Former President Bill Clinton told a cheering crowd of Mary Landrieu supporters on Monday that voter turnout and early voting will be key to Louisiana’s U.S. Senate race this fall.
“I’m fixing to make an argument, and I love to do that, but it won’t matter to a hill of beans if you don’t show up,” Clinton told about a thousand Landrieu supporters during a nearly 20-minute speech that capped a larger rally for Landrieu in Baton Rouge.
The president and former Arkansas governor has been seen as a key surrogate for Democrats who, like Landrieu, are facing tight elections in states that tend to lean more Republican and where President Barack Obama isn’t as popular.
Monday marked Clinton’s second trip to Louisiana to stump for Landrieu in as many months, following a New Orleans fundraiser.
Landrieu, who is seeking a fourth term in the Senate, faces Republican frontrunner U.S. Congressman Bill Cassidy, of Baton Rouge, in the Nov. 4 election. With several other candidates in the running — including tea party-backed Republican Rob Maness — a Dec. 6 runoff likely will determine the election.
Early voting runs through Oct. 28. More than half a dozen speakers at Landrieu’s rally Monday all stressed early voting — indicating a heavy push on the part of Democrats.
Clinton’s speech largely struck back at claims that Landrieu is too Democratic for Louisiana. He called her one of the least partisan members of the Senate and said she should be cruising to re-election with ease if not for the current political tide.
“She’d be winning this race by 10 or 15 or 20 points but for the difficulty of the moment in which we’re living,” Clinton said.
Landrieu, who spoke briefly to the crowd prior to Clinton’s appearance, also touted her time in office.
“I’m proud of my record,” she said.
Clinton said Republicans are running against Obama’s administration in this election cycle.
“We all know what’s going on, us Southerners, in this election,” Clinton said. “You cannot afford to vote for what you’re against. You have to vote for what you’re for.”
He ran through a laundry list of Landrieu’s campaign talking points: college loan refinancing and increasing the Pell Grant, her support for raising the minimum wage and energy policies — stances he said would help strengthen the economy.
“We’ve got to build a future we can all share — a future of shared prosperity, shared opportunity and shared responsibility,” he said.
Clinton and former Secretary of State Hillary Clinton, a possible 2016 presidential contender, have made a few similar pleas for traditionally red-state Democrats, as Republicans focus on Obama, who is less popular in those states. Clinton spent the weekend in Arkansas stumping for Democrats facing tight elections there this year. He’s also made repeated stops in Kentucky this cycle.
Obama — and control of the U.S. Senate — has been central to the GOP’s push here in Louisiana, and Obama, himself, acknowledged on the Rev. Al Sharpton’s radio show Monday that Democrats in states he didn’t win in his two presidential elections, like Louisiana, have distanced themselves from him.

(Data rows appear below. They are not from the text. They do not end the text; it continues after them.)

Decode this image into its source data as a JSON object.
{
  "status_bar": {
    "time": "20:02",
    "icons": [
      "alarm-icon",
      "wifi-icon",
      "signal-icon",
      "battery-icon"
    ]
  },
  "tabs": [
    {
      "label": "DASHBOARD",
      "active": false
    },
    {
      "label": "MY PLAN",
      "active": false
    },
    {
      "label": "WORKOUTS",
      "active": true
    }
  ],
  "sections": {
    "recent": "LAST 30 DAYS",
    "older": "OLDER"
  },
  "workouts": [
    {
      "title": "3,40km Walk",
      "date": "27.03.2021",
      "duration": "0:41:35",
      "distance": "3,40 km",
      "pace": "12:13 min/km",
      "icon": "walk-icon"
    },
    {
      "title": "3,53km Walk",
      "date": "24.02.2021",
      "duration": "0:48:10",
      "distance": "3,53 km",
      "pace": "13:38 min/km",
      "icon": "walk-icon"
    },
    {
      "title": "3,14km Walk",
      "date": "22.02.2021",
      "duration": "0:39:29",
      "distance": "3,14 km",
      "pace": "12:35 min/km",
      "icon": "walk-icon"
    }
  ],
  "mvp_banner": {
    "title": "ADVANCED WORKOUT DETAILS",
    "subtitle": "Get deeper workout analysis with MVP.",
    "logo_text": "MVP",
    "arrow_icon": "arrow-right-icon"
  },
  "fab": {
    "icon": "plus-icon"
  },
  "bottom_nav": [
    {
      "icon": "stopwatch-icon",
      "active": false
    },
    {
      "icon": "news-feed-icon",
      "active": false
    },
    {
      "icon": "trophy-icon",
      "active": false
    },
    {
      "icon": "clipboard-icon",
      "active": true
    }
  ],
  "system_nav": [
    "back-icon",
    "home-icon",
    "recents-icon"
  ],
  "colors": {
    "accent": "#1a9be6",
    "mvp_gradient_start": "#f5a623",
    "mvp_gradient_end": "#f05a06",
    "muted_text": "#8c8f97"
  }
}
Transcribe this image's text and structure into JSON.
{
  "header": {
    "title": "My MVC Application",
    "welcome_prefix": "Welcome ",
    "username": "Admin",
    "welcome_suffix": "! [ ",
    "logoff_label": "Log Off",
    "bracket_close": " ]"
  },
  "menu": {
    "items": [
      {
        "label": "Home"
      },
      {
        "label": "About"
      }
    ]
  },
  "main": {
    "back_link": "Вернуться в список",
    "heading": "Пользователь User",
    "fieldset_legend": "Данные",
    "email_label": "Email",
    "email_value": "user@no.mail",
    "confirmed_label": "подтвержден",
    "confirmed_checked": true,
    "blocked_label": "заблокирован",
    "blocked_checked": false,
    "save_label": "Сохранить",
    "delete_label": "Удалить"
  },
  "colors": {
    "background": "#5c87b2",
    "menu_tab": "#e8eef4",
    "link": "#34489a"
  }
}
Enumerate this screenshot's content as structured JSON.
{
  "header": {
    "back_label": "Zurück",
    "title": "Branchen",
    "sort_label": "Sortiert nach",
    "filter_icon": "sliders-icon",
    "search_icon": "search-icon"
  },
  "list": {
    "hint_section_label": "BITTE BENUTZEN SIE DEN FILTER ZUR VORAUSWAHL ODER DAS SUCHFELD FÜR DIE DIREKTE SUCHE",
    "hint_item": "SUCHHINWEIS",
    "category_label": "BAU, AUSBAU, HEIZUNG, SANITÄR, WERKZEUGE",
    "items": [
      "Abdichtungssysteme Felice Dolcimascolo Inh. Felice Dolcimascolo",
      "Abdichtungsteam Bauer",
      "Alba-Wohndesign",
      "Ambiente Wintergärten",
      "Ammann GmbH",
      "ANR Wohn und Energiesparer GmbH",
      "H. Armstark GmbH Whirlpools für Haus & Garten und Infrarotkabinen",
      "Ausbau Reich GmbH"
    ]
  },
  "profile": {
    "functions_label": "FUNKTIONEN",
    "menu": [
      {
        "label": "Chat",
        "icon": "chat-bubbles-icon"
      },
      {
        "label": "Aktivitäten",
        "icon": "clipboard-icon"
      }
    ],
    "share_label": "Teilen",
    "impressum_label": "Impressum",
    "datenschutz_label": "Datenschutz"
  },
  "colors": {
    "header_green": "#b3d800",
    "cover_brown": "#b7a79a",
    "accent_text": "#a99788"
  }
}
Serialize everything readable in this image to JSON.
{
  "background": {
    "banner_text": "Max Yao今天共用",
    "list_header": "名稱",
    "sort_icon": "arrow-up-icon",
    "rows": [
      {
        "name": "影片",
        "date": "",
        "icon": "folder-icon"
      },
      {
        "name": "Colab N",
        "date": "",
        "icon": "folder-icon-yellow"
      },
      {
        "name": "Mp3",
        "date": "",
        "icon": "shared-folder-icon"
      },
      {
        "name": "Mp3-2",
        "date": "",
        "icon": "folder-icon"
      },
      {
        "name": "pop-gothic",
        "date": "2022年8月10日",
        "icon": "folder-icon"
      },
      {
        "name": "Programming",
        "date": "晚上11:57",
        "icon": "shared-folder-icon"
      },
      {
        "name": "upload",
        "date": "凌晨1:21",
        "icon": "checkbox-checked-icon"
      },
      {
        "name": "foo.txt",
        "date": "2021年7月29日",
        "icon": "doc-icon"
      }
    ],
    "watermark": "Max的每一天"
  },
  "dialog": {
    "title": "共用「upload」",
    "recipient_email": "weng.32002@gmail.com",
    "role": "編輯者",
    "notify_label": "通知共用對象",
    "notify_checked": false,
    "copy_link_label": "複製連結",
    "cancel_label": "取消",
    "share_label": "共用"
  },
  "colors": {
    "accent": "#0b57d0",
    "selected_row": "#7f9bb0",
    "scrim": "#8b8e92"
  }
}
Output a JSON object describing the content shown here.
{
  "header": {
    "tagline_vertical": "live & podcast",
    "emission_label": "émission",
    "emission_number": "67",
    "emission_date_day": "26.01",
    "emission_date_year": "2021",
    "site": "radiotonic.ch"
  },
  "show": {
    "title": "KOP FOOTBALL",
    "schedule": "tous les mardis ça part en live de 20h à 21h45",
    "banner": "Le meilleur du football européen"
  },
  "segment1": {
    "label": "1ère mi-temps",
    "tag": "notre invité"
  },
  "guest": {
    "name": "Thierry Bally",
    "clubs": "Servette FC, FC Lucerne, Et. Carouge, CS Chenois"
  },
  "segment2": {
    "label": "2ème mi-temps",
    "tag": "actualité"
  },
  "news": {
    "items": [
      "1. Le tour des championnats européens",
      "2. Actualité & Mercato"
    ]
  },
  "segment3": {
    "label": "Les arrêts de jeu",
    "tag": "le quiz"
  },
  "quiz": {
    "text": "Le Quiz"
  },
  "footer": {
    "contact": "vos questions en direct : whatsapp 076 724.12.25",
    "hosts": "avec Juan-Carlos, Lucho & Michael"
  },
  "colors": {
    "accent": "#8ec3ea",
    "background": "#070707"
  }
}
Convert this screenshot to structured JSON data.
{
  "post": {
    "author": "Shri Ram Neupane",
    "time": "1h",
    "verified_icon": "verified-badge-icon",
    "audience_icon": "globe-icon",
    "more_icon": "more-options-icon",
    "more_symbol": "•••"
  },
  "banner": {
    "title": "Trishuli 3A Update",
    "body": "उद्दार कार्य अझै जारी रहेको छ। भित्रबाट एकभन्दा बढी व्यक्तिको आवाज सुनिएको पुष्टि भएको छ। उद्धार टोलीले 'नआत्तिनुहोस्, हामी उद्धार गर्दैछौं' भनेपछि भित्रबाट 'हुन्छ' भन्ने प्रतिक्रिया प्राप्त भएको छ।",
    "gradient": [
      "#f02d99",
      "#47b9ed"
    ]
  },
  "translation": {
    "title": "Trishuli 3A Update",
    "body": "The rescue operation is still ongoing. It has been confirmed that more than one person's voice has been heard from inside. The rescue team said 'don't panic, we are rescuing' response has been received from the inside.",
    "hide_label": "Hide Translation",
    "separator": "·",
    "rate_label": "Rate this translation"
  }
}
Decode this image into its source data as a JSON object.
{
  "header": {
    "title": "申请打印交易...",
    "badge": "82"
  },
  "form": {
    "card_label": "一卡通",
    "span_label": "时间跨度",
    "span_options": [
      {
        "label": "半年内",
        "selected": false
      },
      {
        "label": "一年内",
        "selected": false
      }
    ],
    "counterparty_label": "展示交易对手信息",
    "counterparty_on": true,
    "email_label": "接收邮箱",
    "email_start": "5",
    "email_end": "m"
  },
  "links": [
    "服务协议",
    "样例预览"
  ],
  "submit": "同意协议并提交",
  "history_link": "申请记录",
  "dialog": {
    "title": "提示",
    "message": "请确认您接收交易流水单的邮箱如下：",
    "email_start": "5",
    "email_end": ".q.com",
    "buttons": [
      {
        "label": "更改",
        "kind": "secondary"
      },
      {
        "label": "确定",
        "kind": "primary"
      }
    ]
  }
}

A week ago, Cassidy appeared with U.S. Sen. John McCain at a veterans event at the USS Kidd Veterans Memorial & Museum in Baton Rouge. Meanwhile, McCain’s vice presidential running mate, former Alaska Gov. Sarah Palin, has stumped for Maness.
McCain, who unsuccessfully ran for president in 2008 and has been in the Senate the entire time Landrieu has, focused largely on criticizing Obama during the Baton Rouge appearance. Speaking to the press afterward, he slammed Louisiana’s senior senator as ineffective. “She hasn’t done anything in the time I’ve known her,” McCain said.
Gov. Bobby Jindal, a Republican who can’t seek re-election because of term limits but is weighing a run for president, has stayed mostly out of the U.S. Senate race but blasted Clinton and Landrieu as a “match made in heaven” after the former president’s appearance.
The written statement, sent from Jindal’s press office on official letterhead, targeted Landrieu’s support for the federal Affordable Care Act and said Clinton ignored opportunities to address Medicare during his presidency.
“The truth is that President Clinton and Senator Landrieu care more about Medicaid than Medicare,” Jindal said, comparing the health care program that serves the poor with the program that serves mostly elderly and disabled Americans.
Cassidy’s campaign didn’t directly respond to Clinton’s visit, but Ben Voelkel, a Republican National Committee spokesman based in Louisiana, said in a statement that Clinton’s visit was a distraction.
“Bringing President Clinton to town only underscores how much Mary Landrieu has swung to the liberal end of the Democratic Party, as her support of President Obama’s policies 97 percent of the time demonstrate,” he said. “Landrieu’s rock solid support for President Obama shows that his agenda is her agenda, and Louisiana voters can see through today’s misdirection.”